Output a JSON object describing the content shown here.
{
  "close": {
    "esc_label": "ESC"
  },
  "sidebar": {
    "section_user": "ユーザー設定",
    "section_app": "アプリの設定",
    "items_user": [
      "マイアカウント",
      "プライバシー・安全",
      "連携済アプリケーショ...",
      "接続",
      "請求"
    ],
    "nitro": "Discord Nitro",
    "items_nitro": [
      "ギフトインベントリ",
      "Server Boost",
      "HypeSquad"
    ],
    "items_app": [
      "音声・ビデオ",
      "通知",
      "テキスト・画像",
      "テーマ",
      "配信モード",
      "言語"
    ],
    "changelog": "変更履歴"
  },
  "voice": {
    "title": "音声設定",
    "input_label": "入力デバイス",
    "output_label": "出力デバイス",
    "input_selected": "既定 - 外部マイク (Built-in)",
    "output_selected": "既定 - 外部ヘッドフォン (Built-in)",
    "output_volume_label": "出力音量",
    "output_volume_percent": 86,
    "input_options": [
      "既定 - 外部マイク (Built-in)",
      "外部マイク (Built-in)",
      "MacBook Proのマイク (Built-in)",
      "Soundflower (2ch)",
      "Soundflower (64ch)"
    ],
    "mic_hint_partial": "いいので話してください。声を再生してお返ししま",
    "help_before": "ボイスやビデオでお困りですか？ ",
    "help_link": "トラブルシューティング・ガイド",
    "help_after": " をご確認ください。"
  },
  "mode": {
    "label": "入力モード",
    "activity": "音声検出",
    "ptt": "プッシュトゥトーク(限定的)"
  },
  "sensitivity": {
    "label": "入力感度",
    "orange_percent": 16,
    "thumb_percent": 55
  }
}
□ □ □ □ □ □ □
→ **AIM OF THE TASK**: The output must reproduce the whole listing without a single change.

→ **EXERCISE RESPONSE**:
Output a JSON object describing the content shown here.
{
  "close": {
    "esc_label": "ESC"
  },
  "sidebar": {
    "section_user": "ユーザー設定",
    "section_app": "アプリの設定",
    "items_user": [
      "マイアカウント",
      "プライバシー・安全",
      "連携済アプリケーショ...",
      "接続",
      "請求"
    ],
    "nitro": "Discord Nitro",
    "items_nitro": [
      "ギフトインベントリ",
      "Server Boost",
      "HypeSquad"
    ],
    "items_app": [
      "音声・ビデオ",
      "通知",
      "テキスト・画像",
      "テーマ",
      "配信モード",
      "言語"
    ],
    "changelog": "変更履歴"
  },
  "voice": {
    "title": "音声設定",
    "input_label": "入力デバイス",
    "output_label": "出力デバイス",
    "input_selected": "既定 - 外部マイク (Built-in)",
    "output_selected": "既定 - 外部ヘッドフォン (Built-in)",
    "output_volume_label": "出力音量",
    "output_volume_percent": 86,
    "input_options": [
      "既定 - 外部マイク (Built-in)",
      "外部マイク (Built-in)",
      "MacBook Proのマイク (Built-in)",
      "Soundflower (2ch)",
      "Soundflower (64ch)"
    ],
    "mic_hint_partial": "いいので話してください。声を再生してお返ししま",
    "help_before": "ボイスやビデオでお困りですか？ ",
    "help_link": "トラブルシューティング・ガイド",
    "help_after": " をご確認ください。"
  },
  "mode": {
    "label": "入力モード",
    "activity": "音声検出",
    "ptt": "プッシュトゥトーク(限定的)"
  },
  "sensitivity": {
    "label": "入力感度",
    "orange_percent": 16,
    "thumb_percent": 55
  }
}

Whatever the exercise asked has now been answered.